November 15, 2011 at 3:27 PM
"...true confidence and belief in our self will shine through"
Where’s My Great Career?
Patty Armstrong is a career counselor and educator on a mission to help people of all ages find careers they enjoy.
In this season of Thanksgiving, we often reflect on those things for which we are grateful. The unemployed and underemployed might reply, “Well, I’m not living in a tent or cardboard box – at least not yet!” Such cynicism is understandable. But it doesn’t serve you in your job search. A discouraged and pessimistic job candidate is likely to unconsciously broadcast their unhappiness and make themselves less attractive with their negativity. I know this because I’ve done it myself.
While it is important to pump yourself up and put on a happy demeanor in your cover letter and at an interview, a genuine recognition and appreciation of your talents and skills is a far more effective self-marketing tool. It also helps you feel better to you know you’ve got a lot to offer and that you know how to sell employers on what you can do for them.
The process of creating or updating your resume and putting together a professional portfolio are great opportunities to examine your work and personal history and think about what abilities are most likely to be desired and considered unique by a prospective employer. Many career books and websites offer exercises to help you dig out this information. A brainstorming session with a teacher, mentor, relative or a career counselor who is a good motivator and cheerleader can also help you recognize what you might not realize is important.
I tell my clients they need to improve their resume presentations if they are not getting calls for interviews and work on their interviewing skills, if they get the interviews but not any job offers. Landing a job, especially in the competitive job market of today, relies heavily on our personal ability to convince employers that we are the best candidate for the position, who will fit in well and bring new energy and resources to the company. That’s a tall order to fill when very few of us have been trained to do this.
Yet, regardless of the sophistication or awkwardness in which we present our case, true confidence and belief in our self will shine through. Employers everywhere say a positive attitude is one of the most important things they are looking for. Add an ability to clearly recite and explain experience that is interesting and relevant to the job you are seeking, and you have a winning strategy.

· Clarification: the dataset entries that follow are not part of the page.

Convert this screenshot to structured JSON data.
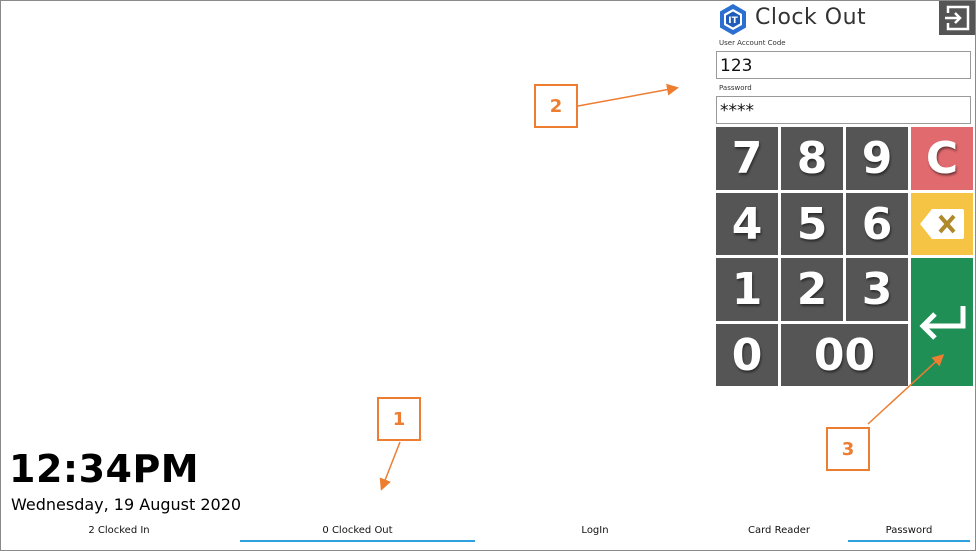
{
  "panel": {
    "title": "Clock Out",
    "exit_icon": "exit-icon",
    "logo_text": "IT",
    "user_code_label": "User Account Code",
    "user_code_value": "123",
    "password_label": "Password",
    "password_value": "****"
  },
  "keypad": {
    "k7": "7",
    "k8": "8",
    "k9": "9",
    "clear": "C",
    "k4": "4",
    "k5": "5",
    "k6": "6",
    "backspace_icon": "backspace-icon",
    "k1": "1",
    "k2": "2",
    "k3": "3",
    "enter_icon": "enter-icon",
    "k0": "0",
    "k00": "00"
  },
  "clock": {
    "time": "12:34PM",
    "date": "Wednesday, 19 August 2020"
  },
  "tabs": [
    {
      "label": "2 Clocked In"
    },
    {
      "label": "0 Clocked Out"
    },
    {
      "label": "LogIn"
    },
    {
      "label": "Card Reader"
    },
    {
      "label": "Password"
    }
  ],
  "annotations": [
    "1",
    "2",
    "3"
  ],
  "colors": {
    "key_dark": "#555555",
    "clear_red": "#e06a6e",
    "backspace_yellow": "#f5c445",
    "enter_green": "#1f8f56",
    "tab_underline": "#2ea0dd",
    "annotation_orange": "#ed7d31"
  }
}
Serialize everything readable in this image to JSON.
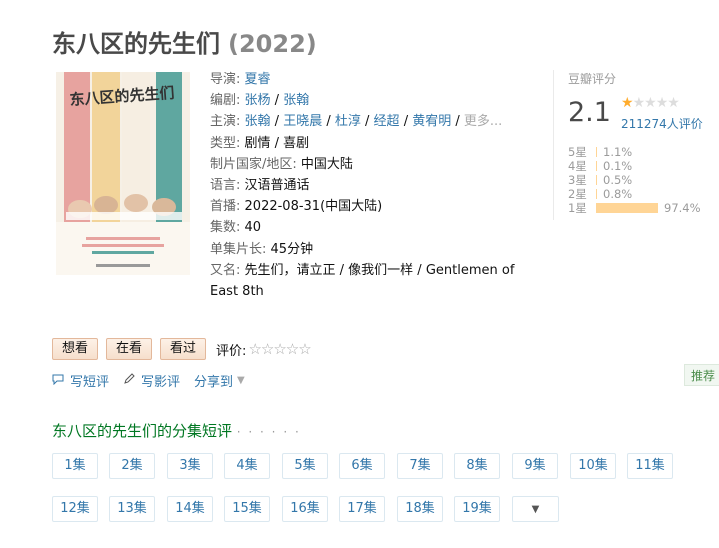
{
  "title": {
    "name": "东八区的先生们",
    "year": "(2022)"
  },
  "poster": {
    "title": "东八区的先生们"
  },
  "info": {
    "director_label": "导演:",
    "directors": [
      "夏睿"
    ],
    "writer_label": "编剧:",
    "writers": [
      "张杨",
      "张翰"
    ],
    "cast_label": "主演:",
    "cast": [
      "张翰",
      "王晓晨",
      "杜淳",
      "经超",
      "黄宥明"
    ],
    "cast_more": "更多...",
    "genre_label": "类型:",
    "genre": "剧情 / 喜剧",
    "country_label": "制片国家/地区:",
    "country": "中国大陆",
    "language_label": "语言:",
    "language": "汉语普通话",
    "premiere_label": "首播:",
    "premiere": "2022-08-31(中国大陆)",
    "episodes_label": "集数:",
    "episodes": "40",
    "runtime_label": "单集片长:",
    "runtime": "45分钟",
    "aka_label": "又名:",
    "aka": "先生们，请立正 / 像我们一样 / Gentlemen of East 8th"
  },
  "rating": {
    "label": "豆瓣评分",
    "score": "2.1",
    "stars_value": 1,
    "stars_max": 5,
    "count": "211274人评价",
    "distribution": [
      {
        "label": "5星",
        "percent": "1.1%",
        "value": 1.1
      },
      {
        "label": "4星",
        "percent": "0.1%",
        "value": 0.1
      },
      {
        "label": "3星",
        "percent": "0.5%",
        "value": 0.5
      },
      {
        "label": "2星",
        "percent": "0.8%",
        "value": 0.8
      },
      {
        "label": "1星",
        "percent": "97.4%",
        "value": 97.4
      }
    ]
  },
  "actions": {
    "want": "想看",
    "watching": "在看",
    "watched": "看过",
    "rate_label": "评价:",
    "rate_stars": "☆☆☆☆☆"
  },
  "share": {
    "short_review": "写短评",
    "review": "写影评",
    "share": "分享到"
  },
  "recommend": "推荐",
  "episodes_section": {
    "title": "东八区的先生们的分集短评",
    "dots": "· · · · · ·",
    "episodes": [
      "1集",
      "2集",
      "3集",
      "4集",
      "5集",
      "6集",
      "7集",
      "8集",
      "9集",
      "10集",
      "11集",
      "12集",
      "13集",
      "14集",
      "15集",
      "16集",
      "17集",
      "18集",
      "19集"
    ]
  },
  "colors": {
    "link": "#3377aa",
    "star_on": "#ffac2d",
    "bar": "#ffd596",
    "section_green": "#007722"
  }
}
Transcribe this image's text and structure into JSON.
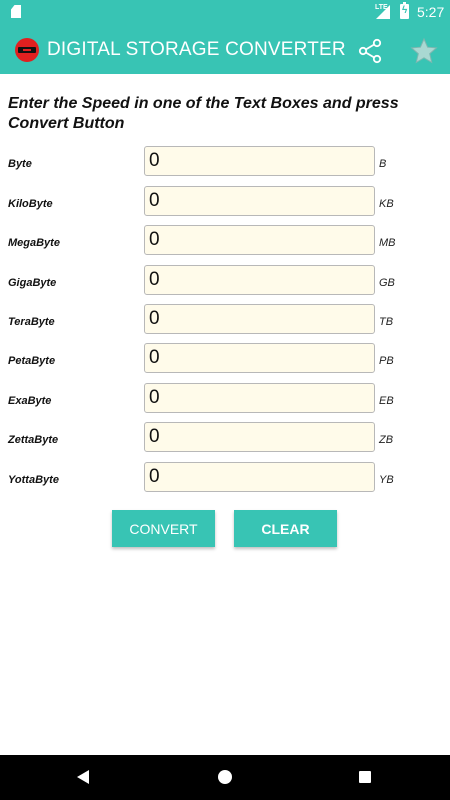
{
  "status_bar": {
    "network": "LTE",
    "time": "5:27",
    "icons": [
      "sd-card-icon",
      "signal-icon",
      "battery-charging-icon"
    ]
  },
  "app_bar": {
    "title": "DIGITAL STORAGE CONVERTER",
    "icons": [
      "app-logo-icon",
      "share-icon",
      "star-icon"
    ],
    "accent_color": "#38c4b4"
  },
  "instruction": "Enter the Speed in one of the Text Boxes and press Convert Button",
  "rows": [
    {
      "label": "Byte",
      "value": "0",
      "unit": "B"
    },
    {
      "label": "KiloByte",
      "value": "0",
      "unit": "KB"
    },
    {
      "label": "MegaByte",
      "value": "0",
      "unit": "MB"
    },
    {
      "label": "GigaByte",
      "value": "0",
      "unit": "GB"
    },
    {
      "label": "TeraByte",
      "value": "0",
      "unit": "TB"
    },
    {
      "label": "PetaByte",
      "value": "0",
      "unit": "PB"
    },
    {
      "label": "ExaByte",
      "value": "0",
      "unit": "EB"
    },
    {
      "label": "ZettaByte",
      "value": "0",
      "unit": "ZB"
    },
    {
      "label": "YottaByte",
      "value": "0",
      "unit": "YB"
    }
  ],
  "buttons": {
    "convert": "CONVERT",
    "clear": "CLEAR"
  },
  "nav_bar": {
    "icons": [
      "back-icon",
      "home-icon",
      "recents-icon"
    ]
  },
  "colors": {
    "primary": "#38c4b4",
    "input_background": "#fffbea"
  }
}
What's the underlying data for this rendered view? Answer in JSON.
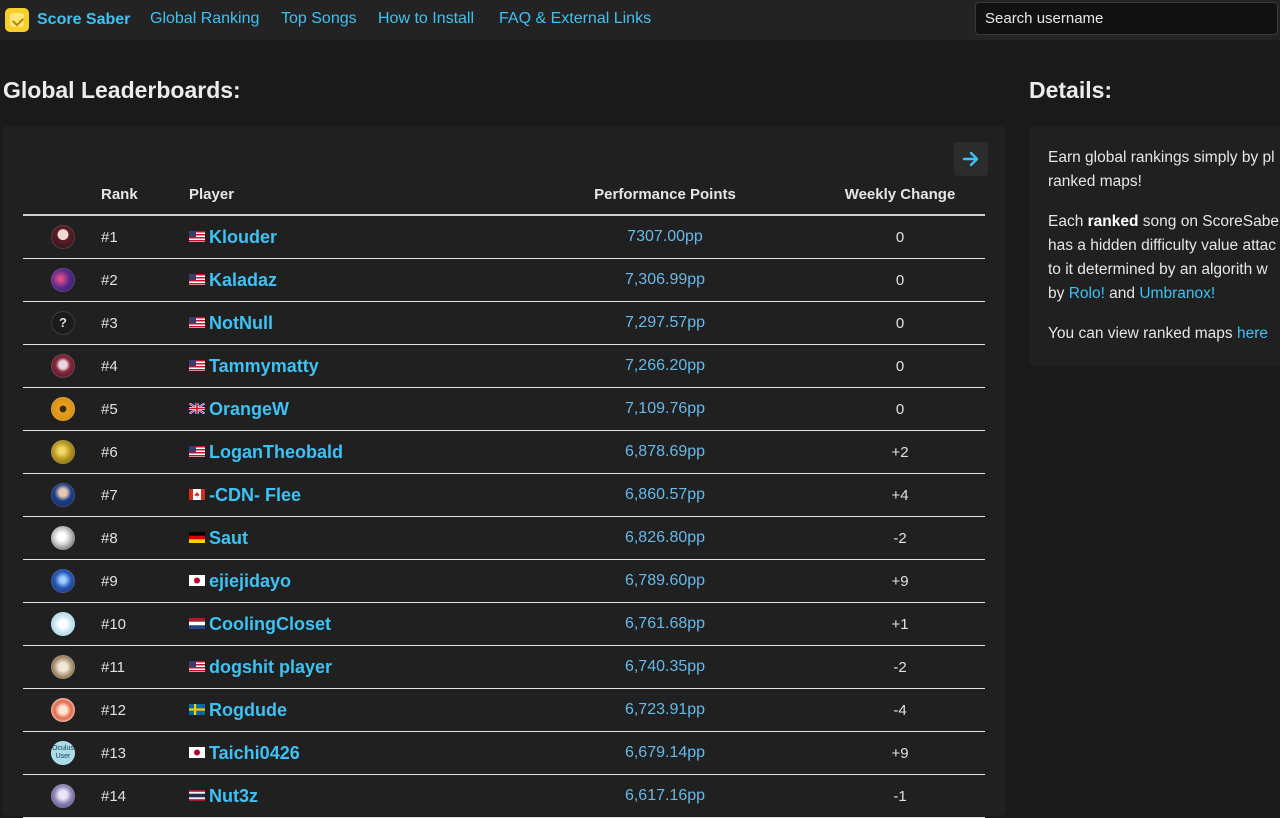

Know yourself and believe in yourself. Then help others see and value all you have to offer. Eventually, you’ll find that new job or prospect, for which you will be truly thankful.